[Element data from apps and pages]

***

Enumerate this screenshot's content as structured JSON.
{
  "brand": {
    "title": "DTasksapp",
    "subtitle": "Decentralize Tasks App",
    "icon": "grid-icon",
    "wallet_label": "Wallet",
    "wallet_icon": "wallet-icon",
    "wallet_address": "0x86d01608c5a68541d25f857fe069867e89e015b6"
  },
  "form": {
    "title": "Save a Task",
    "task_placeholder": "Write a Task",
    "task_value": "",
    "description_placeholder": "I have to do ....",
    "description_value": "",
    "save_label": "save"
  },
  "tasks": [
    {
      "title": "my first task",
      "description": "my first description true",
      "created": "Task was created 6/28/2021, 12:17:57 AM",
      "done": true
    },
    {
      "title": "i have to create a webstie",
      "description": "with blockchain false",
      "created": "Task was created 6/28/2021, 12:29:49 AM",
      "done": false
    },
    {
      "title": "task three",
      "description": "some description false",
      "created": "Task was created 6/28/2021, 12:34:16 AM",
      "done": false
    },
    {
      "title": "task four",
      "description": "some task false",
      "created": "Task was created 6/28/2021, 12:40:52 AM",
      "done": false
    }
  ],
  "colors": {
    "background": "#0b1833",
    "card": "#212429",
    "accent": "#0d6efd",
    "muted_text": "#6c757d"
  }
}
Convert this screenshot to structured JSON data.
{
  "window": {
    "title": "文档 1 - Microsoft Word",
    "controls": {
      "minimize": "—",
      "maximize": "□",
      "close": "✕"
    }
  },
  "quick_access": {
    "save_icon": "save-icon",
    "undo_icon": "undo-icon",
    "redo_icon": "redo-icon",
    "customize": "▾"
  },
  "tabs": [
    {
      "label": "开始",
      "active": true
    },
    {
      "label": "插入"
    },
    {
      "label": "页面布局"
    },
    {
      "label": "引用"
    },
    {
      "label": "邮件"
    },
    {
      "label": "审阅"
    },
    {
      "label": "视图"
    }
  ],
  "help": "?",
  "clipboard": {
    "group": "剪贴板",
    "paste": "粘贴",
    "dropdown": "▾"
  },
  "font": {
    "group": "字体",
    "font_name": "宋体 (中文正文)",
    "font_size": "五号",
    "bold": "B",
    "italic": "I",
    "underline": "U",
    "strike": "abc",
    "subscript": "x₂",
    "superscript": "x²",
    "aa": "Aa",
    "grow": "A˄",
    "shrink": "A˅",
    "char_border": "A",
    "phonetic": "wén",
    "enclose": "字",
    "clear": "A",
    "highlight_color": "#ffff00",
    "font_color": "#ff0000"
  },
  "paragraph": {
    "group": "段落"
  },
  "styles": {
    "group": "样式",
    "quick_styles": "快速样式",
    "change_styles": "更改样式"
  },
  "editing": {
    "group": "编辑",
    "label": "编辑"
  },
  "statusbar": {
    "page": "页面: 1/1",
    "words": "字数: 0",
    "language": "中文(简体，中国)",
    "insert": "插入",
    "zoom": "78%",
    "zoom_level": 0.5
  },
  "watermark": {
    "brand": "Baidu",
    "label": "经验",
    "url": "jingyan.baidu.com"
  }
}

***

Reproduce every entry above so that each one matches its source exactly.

## Expected answer
Enumerate this screenshot's content as structured JSON.
{
  "brand": {
    "title": "DTasksapp",
    "subtitle": "Decentralize Tasks App",
    "icon": "grid-icon",
    "wallet_label": "Wallet",
    "wallet_icon": "wallet-icon",
    "wallet_address": "0x86d01608c5a68541d25f857fe069867e89e015b6"
  },
  "form": {
    "title": "Save a Task",
    "task_placeholder": "Write a Task",
    "task_value": "",
    "description_placeholder": "I have to do ....",
    "description_value": "",
    "save_label": "save"
  },
  "tasks": [
    {
      "title": "my first task",
      "description": "my first description true",
      "created": "Task was created 6/28/2021, 12:17:57 AM",
      "done": true
    },
    {
      "title": "i have to create a webstie",
      "description": "with blockchain false",
      "created": "Task was created 6/28/2021, 12:29:49 AM",
      "done": false
    },
    {
      "title": "task three",
      "description": "some description false",
      "created": "Task was created 6/28/2021, 12:34:16 AM",
      "done": false
    },
    {
      "title": "task four",
      "description": "some task false",
      "created": "Task was created 6/28/2021, 12:40:52 AM",
      "done": false
    }
  ],
  "colors": {
    "background": "#0b1833",
    "card": "#212429",
    "accent": "#0d6efd",
    "muted_text": "#6c757d"
  }
}
Convert this screenshot to structured JSON data.
{
  "window": {
    "title": "文档 1 - Microsoft Word",
    "controls": {
      "minimize": "—",
      "maximize": "□",
      "close": "✕"
    }
  },
  "quick_access": {
    "save_icon": "save-icon",
    "undo_icon": "undo-icon",
    "redo_icon": "redo-icon",
    "customize": "▾"
  },
  "tabs": [
    {
      "label": "开始",
      "active": true
    },
    {
      "label": "插入"
    },
    {
      "label": "页面布局"
    },
    {
      "label": "引用"
    },
    {
      "label": "邮件"
    },
    {
      "label": "审阅"
    },
    {
      "label": "视图"
    }
  ],
  "help": "?",
  "clipboard": {
    "group": "剪贴板",
    "paste": "粘贴",
    "dropdown": "▾"
  },
  "font": {
    "group": "字体",
    "font_name": "宋体 (中文正文)",
    "font_size": "五号",
    "bold": "B",
    "italic": "I",
    "underline": "U",
    "strike": "abc",
    "subscript": "x₂",
    "superscript": "x²",
    "aa": "Aa",
    "grow": "A˄",
    "shrink": "A˅",
    "char_border": "A",
    "phonetic": "wén",
    "enclose": "字",
    "clear": "A",
    "highlight_color": "#ffff00",
    "font_color": "#ff0000"
  },
  "paragraph": {
    "group": "段落"
  },
  "styles": {
    "group": "样式",
    "quick_styles": "快速样式",
    "change_styles": "更改样式"
  },
  "editing": {
    "group": "编辑",
    "label": "编辑"
  },
  "statusbar": {
    "page": "页面: 1/1",
    "words": "字数: 0",
    "language": "中文(简体，中国)",
    "insert": "插入",
    "zoom": "78%",
    "zoom_level": 0.5
  },
  "watermark": {
    "brand": "Baidu",
    "label": "经验",
    "url": "jingyan.baidu.com"
  }
}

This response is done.